__Requirement__. Count the lines in the records below that contain the word "Cartes", and give that figure alone.

__Input records__.

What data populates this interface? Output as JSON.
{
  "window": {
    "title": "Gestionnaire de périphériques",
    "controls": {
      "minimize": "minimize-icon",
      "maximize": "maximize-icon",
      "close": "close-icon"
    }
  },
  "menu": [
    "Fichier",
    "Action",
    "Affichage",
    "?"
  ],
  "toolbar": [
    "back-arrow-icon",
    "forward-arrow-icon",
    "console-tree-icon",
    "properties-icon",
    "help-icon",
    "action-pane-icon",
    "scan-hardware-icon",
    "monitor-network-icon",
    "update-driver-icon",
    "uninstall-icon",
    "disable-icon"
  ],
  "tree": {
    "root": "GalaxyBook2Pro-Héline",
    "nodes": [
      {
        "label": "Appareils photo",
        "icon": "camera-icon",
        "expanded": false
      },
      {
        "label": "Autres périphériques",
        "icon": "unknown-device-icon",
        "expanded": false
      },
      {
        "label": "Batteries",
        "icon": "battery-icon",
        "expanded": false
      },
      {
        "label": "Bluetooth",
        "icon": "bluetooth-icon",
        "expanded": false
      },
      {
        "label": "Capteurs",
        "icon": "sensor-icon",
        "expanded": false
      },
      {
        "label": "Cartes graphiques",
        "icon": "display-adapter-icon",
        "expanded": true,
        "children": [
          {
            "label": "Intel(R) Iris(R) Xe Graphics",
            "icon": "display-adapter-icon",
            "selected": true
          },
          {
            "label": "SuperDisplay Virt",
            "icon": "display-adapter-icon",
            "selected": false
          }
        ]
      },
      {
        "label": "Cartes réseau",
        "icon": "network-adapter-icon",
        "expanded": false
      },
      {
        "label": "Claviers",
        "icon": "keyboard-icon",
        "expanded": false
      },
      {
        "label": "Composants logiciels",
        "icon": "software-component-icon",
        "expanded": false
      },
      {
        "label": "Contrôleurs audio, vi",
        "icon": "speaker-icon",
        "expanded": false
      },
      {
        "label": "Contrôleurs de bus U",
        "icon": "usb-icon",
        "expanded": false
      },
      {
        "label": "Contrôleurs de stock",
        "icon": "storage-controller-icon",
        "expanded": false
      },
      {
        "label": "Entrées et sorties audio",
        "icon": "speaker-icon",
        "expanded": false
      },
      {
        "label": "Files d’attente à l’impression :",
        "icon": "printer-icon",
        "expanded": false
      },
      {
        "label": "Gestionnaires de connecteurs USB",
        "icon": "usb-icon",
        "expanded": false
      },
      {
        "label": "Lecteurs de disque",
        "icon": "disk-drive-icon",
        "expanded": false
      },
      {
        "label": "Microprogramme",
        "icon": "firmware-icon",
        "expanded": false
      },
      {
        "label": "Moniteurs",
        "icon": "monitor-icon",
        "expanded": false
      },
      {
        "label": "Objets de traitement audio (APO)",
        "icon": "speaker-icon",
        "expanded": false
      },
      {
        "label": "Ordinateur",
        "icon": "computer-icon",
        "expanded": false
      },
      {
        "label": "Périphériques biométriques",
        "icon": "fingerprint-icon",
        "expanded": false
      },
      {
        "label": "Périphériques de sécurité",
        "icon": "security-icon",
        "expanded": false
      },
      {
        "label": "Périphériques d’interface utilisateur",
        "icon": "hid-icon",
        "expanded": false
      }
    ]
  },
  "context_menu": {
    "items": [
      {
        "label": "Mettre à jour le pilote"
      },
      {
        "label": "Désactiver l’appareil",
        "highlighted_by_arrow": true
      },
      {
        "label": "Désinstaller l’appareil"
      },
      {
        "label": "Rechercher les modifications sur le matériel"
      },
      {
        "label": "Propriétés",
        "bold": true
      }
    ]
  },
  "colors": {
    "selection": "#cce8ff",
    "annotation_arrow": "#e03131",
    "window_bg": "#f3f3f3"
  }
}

__Exercise result__. 2